Nicli's Next Door opened last summer as a holding bar for the pizzeria. (Before that, it was a short-lived deli and dry goods grocery.) And I'm sure it serves that function well. But with its focus on high-quality ingredients, attention to detail and affordability, the younger sibling has quickly matured into an extremely satisfying destination in itself.

Owner Bill McCaig has flipped the modern-rustic dichotomy in his new space. Whereas Nicli Antica is sleek and bright with pops of red leather and soaring white arches, Nicli's Next Door is laid-back and cozy with reclaimed wooden table tops and candles burning on roughly textured wood-tipped mosaic walls.

The contemporary elements are created in the open kitchen, where Chef Keev Mah (formerly of Bambudda) puts playful twists on Italian classics. Think thrice-cooked thick-cut fries wrapped in 18-month Parma prosciutto. Who needs melon when this tasty antipasti comes with cheesy veal gravy for dipping?

Arancini, typically dry deep-fried risotto balls, are turned into gooey cheese bombs, their oversized bellies filled with a melted blend of grana padano, fontina, mozzarella and provolone. Crack through the golden shell and it oozes like thick lava into a grippingly acidic pool of perfectly seasoned San Marzano tomato sauce to offset the fat.

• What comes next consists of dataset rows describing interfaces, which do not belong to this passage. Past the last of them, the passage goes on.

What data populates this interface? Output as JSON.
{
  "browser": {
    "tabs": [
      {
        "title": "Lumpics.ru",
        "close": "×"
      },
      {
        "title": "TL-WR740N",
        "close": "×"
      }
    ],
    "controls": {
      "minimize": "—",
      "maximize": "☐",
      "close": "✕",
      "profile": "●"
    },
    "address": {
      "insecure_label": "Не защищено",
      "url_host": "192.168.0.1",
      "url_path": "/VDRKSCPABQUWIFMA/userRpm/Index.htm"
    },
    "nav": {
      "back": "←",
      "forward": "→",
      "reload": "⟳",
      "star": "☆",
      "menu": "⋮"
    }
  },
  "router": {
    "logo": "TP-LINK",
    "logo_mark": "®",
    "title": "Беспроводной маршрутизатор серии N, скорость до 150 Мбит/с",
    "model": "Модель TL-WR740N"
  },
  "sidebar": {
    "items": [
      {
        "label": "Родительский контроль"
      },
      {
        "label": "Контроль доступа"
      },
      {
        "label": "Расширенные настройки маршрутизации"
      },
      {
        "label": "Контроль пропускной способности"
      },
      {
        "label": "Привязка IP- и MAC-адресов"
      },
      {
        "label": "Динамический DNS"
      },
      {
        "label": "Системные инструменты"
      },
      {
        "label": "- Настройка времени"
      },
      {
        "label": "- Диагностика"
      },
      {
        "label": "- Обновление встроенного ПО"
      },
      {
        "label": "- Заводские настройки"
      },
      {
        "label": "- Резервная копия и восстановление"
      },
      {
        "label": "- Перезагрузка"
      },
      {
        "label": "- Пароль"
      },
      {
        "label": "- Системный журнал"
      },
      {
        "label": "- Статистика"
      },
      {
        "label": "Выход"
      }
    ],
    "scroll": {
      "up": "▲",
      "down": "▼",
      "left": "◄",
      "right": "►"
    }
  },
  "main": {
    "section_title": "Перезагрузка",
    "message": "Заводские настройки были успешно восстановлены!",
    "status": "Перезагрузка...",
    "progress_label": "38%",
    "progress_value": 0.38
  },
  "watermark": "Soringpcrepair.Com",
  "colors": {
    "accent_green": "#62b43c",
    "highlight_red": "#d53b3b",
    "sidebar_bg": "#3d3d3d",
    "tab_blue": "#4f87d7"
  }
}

The kitchen makes almost everything – including sauces, pasta, mustard, pickled vegetables, bread – from scratch. And the flavours are thoughtfully balanced. Deeply gamey duck rillette on crispy bruschetta, for instance, is brightened and beautified with a sour tangle of pickled red onions.

Pasta dishes are small enough for grazing, yet substantial enough to sate. Two diners could comfortably share three cicchetti and two pasta plates, which change quite frequently. Early in December, I tried a lovely pumpkin-cream agnolotti carbonara. Sprinkled with sage, pine nuts and crispy pork belly, the sweet-savoury dish came with a slow-cooked egg yolk that squirted when pierced.

Reginette, a rough-cut lasagne noodle, was firmly al dente and tossed with meltingly tender wild boar ragu.

The chef experiments with creative daily specials, which have included porchetta-stuffed cabbage rolls and deep-fried mac 'n' cheese. Come January, the restaurant will feature a weekly off-menu series.

Sometimes, however, the classics are classics for good reason. Nicli's red kuri squash cannoli wrapped in papery wafers is a pale imitation of the original dessert.

But with prices this reasonable, one less-than-stellar experiment among many small plates isn't a huge risk

Service is exemplary. Our waitress had previously worked at CinCin and Blue Water Café. Although far from snooty, she catered to us with a fine-dining attention to detail, knew the menu inside-out and steered us well through a short, yet suave, Italian list.

There is one white and red wine in each category, labelled "rustic," "lively," "elegant" and "complex." The beverage list also includes a sparkling, a rosé, three two-ounce wine flights and a handful of craft beers.

For less than $100, including a bottle of wine, tax and tip, that's amore.